··· Working data ···
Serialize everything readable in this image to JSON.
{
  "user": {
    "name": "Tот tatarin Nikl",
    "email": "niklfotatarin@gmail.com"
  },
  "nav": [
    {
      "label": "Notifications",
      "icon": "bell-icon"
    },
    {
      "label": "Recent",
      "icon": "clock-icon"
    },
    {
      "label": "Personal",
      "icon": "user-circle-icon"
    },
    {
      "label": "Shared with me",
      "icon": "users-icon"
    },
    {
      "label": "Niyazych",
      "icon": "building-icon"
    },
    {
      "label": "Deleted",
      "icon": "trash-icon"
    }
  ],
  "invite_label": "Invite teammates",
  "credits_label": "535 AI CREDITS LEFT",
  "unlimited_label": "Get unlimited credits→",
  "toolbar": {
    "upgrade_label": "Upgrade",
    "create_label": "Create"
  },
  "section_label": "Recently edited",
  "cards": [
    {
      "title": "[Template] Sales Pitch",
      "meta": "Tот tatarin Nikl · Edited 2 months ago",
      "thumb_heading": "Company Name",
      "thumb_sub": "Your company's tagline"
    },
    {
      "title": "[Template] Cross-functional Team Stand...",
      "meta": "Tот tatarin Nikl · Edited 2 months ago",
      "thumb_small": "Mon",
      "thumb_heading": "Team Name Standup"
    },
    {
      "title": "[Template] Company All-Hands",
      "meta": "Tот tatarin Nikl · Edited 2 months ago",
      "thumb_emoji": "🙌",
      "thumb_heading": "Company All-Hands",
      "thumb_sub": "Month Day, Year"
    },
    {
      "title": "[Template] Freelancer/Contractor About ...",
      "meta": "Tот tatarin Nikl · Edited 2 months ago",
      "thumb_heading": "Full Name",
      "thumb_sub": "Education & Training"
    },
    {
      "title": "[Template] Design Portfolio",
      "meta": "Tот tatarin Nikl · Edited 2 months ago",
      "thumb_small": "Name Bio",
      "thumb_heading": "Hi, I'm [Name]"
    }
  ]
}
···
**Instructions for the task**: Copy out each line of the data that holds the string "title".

**Response below**:
      "title": "[Template] Sales Pitch",
      "title": "[Template] Cross-functional Team Stand...",
      "title": "[Template] Company All-Hands",
      "title": "[Template] Freelancer/Contractor About ...",
      "title": "[Template] Design Portfolio",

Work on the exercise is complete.